There were at least three things going on during this week’s in-and-out ethics debacle in Washington, D.C. For those of you with the good fortune to occupy your days in other ways, allow me to recap in a word: ethicsgate.

Basically, House Republicans held a late-night, closed-door meeting Monday in which they approved new rules that would reduce the Office of Congressional Ethics’ power while increasing the House Ethics Commission’s power.

As the New York Times put it, the latter “is made up of lawmakers who answer to their own party,” so it certainly appeared as if swamp dwellers were encasing their scaly skin in mud even before officially being sworn in for the 115th Congress.

The people reacted. The POTUS-elect reacted. The media reacted. In light of all the hubbub, here are three possible takeaways from #ethicsgate:

  1. A couple of tweets from POTUS-elect Donald Trump shook swamp-dwelling Republican lawmakers to their core, in turn causing them to reverse course on a plan they had set in motion less than 24 hours earlier.
  2. A deluge of tweets and other communications from concerned constituents shook swamp-dwelling Republican lawmakers to their core, yadda yadda.
  3. The whole thing was an elaborate ruse coordinated between Trump and the GOP with the hope of casting a favorable light on Trump, whose cabinet appointments and other broken promises have turned former supporters against him.

As usual with these things, there’s no way to know for certain, and the reality may very well be a mix of all three factors/theories.

It remained clear, however, that various media had made up their minds early on as to the cause of the reversal.

Theory 1: Trump’s tweets as trump cards

The Hill wasted no time in covering Trump’s tweeted criticism of the House’s overnight subterfuge, with only about an hour separating the tweet and this headline: Trump slaps GOP for vote on ethics watchdog.

Here’s what The Donald had to type:

A short time later, The Hill doubled down on attributing the GOP’s reversal solely to Trump’s tweet. That story was posted at 12:11 p.m. Tuesday, shortly after C-SPAN posted an alert at the bottom of their live House coverage just before noon Eastern time.

Perhaps the best support for this theory, however, came from The Washington Post’s coverage, in which former house ethics chairman Rep. Charlie Dent (R-Pa.) said Trump’s online criticism was brought up during the meeting that eventually scuttled the plans.

Theory 2: GOPers change course after public outcry

The Huffington Post seemed loathe to give all the credit to Trump, instead opting to include lawmakers and watchdog groups as at least secondary motivators for Republican leadership abandoning the Good Ship Unethicalpop.

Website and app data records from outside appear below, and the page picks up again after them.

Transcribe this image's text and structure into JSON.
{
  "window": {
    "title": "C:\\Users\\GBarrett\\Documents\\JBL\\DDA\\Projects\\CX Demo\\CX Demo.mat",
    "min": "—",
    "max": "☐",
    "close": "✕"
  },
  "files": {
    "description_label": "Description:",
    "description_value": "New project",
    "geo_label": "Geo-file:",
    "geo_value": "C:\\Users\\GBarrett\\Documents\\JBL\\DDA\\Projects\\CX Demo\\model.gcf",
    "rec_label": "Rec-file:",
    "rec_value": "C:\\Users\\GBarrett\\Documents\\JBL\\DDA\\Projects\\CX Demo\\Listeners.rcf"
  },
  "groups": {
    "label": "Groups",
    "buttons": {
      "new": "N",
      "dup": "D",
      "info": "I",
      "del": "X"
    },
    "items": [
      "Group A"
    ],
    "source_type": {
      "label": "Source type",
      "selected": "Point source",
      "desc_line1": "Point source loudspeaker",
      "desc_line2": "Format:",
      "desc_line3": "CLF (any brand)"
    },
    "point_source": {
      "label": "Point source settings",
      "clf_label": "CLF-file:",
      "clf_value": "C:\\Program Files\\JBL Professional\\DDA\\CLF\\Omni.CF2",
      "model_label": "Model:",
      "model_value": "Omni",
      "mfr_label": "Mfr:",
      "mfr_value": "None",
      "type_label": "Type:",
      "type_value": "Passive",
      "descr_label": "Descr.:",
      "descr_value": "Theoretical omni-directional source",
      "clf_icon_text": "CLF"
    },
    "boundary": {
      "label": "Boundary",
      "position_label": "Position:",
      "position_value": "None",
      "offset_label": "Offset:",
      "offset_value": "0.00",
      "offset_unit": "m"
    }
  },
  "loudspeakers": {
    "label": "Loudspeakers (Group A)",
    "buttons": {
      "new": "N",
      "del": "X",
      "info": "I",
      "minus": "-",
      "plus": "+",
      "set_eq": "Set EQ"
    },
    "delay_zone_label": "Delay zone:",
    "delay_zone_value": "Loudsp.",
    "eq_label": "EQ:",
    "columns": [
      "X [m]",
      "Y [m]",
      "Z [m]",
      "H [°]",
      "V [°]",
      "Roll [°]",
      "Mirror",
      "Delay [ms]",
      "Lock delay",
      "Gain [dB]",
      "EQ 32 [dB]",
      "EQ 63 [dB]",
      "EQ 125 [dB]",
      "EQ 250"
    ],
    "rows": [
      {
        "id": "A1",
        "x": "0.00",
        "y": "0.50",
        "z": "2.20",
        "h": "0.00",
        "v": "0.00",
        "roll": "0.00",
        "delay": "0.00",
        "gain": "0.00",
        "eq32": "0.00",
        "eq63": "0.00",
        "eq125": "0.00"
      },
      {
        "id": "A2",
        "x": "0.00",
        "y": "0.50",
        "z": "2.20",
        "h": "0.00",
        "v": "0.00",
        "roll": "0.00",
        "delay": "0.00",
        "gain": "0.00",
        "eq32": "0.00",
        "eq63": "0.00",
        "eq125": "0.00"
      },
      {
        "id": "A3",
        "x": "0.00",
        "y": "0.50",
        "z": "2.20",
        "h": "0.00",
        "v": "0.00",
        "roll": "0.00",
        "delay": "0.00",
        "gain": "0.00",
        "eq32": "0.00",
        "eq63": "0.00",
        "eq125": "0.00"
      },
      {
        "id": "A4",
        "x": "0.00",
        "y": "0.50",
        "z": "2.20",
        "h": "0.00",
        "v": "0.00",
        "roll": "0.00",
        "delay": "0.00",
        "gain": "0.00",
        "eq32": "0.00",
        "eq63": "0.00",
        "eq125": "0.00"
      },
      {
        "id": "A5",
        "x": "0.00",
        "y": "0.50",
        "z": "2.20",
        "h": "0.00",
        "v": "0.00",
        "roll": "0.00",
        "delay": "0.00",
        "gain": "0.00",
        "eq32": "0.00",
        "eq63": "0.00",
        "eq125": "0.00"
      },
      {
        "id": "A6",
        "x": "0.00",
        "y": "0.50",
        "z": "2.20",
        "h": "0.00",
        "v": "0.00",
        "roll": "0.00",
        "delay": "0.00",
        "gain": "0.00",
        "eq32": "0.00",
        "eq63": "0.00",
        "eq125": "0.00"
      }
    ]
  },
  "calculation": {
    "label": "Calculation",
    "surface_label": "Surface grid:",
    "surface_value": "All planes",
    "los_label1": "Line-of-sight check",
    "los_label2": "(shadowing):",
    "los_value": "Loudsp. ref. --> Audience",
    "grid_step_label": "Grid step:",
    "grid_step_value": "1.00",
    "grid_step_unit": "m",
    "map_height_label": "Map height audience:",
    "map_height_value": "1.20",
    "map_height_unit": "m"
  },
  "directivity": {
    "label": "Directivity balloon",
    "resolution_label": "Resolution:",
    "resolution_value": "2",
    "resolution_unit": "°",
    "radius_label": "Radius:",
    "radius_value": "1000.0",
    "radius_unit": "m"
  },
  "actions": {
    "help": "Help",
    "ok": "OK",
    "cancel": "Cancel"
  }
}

HuffPo cited watchdog groups Campaign for Accountability, Citizens for Responsibility and Ethics in Washington, League of Women Voters, Judicial Watch and Common Cause as vocal in their opposition to legislative leaders’ plans. At least one North Carolina representative was “surprised” by the number of calls his office received in criticism of the proposed rule changes, HuffPo reported.

Theory 3: One big wag the dog

Admittedly, this final takeaway can likely be filed with the Tinfoil Hat Bureau, but in an election year in which Russian hackers have been accused of rigging the election in favor of a billionaire-businessman-turned-bankrupt-casino-magnate-turned-reality-TV-star, it seems within the realm of possibility.

To what end, though?

Well, a Nov. 22 article from the UK’s Independent notes that Trump broke promises or reversed positions on four key issues during an interview with the NY Times (which he had originally cancelled but then re-arranged with new rules).

With the feathers of his base thoroughly ruffled at the thought of Hillary Clinton escaping prosecution (among other high-profile post-election flip flops), it could be a move to appear sympathetic to Democrats. It’s like when a bully suddenly stops being an outright dick and modestly offers you something flatly decent, only the offering appears instead as if a saint had appeared to vanquish all evils abounding.

But keep in mind the language of Trump’s tweets criticizes not exactly the gutting of the current ethics oversight itself but rather the timing, and it acknowledges an “unfair” quality of it, so it could just be the latest flip with a flop soon to fall afterward.